Identity can be understood in diverse ways based on the gender, race, and community of a given individual. American society is composed of diverse races such as Hispanic, non-Hispanic, and significant races of whites and blacks. Identity has been viewed based on the race of individuals where segregation and separation have kept the natives from getting to know the lifestyle of African American societies thus giving rise to prejudice attitude of African American by the Natives. Moreover, discrimination against women in the society has led to the rise in an identity crisis because of gender differences. The above articles discussed in different ways adopted by significant victims in the attempt to feel accommodated in America. Tupac used his music to present the hardship black people experienced, Spanish immigrants changed their real names into English and Staple used casual behaviors and docile such as whistling to intimidate white people who he met during his night walks in the streets and keep the 'space' between their stereotyping and his true intentions.
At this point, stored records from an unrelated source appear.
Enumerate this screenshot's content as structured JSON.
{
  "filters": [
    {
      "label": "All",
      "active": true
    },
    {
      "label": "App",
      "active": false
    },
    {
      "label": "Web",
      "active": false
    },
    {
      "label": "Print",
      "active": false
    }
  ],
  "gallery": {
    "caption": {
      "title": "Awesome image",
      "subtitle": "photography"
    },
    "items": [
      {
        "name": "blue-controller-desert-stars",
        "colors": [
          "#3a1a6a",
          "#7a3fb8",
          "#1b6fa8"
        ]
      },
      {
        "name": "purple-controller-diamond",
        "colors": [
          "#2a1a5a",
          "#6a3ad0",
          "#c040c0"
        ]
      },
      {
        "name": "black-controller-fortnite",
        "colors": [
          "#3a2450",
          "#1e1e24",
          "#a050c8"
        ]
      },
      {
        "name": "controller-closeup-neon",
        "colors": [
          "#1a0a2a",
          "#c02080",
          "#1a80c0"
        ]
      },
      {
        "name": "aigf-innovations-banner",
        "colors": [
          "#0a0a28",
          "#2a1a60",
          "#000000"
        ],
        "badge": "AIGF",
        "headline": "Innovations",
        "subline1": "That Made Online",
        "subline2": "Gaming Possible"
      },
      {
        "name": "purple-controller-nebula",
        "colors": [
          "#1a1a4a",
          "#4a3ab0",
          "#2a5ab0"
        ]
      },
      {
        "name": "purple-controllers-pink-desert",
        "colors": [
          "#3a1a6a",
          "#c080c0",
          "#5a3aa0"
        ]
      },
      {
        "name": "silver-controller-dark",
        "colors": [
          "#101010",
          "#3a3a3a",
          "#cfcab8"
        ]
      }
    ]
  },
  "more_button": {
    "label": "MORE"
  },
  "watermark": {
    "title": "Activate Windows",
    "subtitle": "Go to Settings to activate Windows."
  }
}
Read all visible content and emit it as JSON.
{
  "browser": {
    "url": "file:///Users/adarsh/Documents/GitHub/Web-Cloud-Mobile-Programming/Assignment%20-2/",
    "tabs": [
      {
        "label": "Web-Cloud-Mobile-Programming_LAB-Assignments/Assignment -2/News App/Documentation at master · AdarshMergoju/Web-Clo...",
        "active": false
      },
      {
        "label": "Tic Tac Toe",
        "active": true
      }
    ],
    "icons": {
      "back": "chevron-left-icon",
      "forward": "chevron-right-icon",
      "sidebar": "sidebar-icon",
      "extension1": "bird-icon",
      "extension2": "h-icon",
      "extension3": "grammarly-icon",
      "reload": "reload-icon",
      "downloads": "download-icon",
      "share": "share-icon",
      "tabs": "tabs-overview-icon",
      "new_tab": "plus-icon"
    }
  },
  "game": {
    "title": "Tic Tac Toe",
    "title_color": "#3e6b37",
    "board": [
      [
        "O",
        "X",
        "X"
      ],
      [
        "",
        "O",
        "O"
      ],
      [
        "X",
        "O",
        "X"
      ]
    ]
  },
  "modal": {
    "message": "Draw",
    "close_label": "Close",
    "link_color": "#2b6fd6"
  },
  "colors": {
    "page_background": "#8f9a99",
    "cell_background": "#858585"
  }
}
All those behaviors aimed at making them feel accommodated and understood by the natives.
Desmond-Harris, Jenée. “Tupac and My Non - thug Life.” In Axelrod, Rise B, Charles R. Cooper, and Alison M. Warriner. Reading Critically, Writing Well: A Reader and Guide. Boston: Bedford/St. Martin's, 2016. pp. 69
Muñoz, Mannuel, “Leave Your Name at the Border,” In Axelrod, Rise B, Charles R. Cooper, and Alison M. Warriner. Reading Critically, Writing Well: A Reader and Guide. Boston: Bedford/St. Martin's, 2016. pp. 165
Staples, Brent. “Black Men and Public Services,” in Axelrod, Rise B, Charles R. Cooper, and Alison M. Warriner. Reading Critically, Writing Well: A Reader and Guide. Boston: Bedford/St. Martin's, 2016. pp. 143
- Quote paper
- Trizah Michelle (Author), 2017, Identity As Exhibited In Different Communities, Munich, GRIN Verlag, https://www.grin.com/document/383482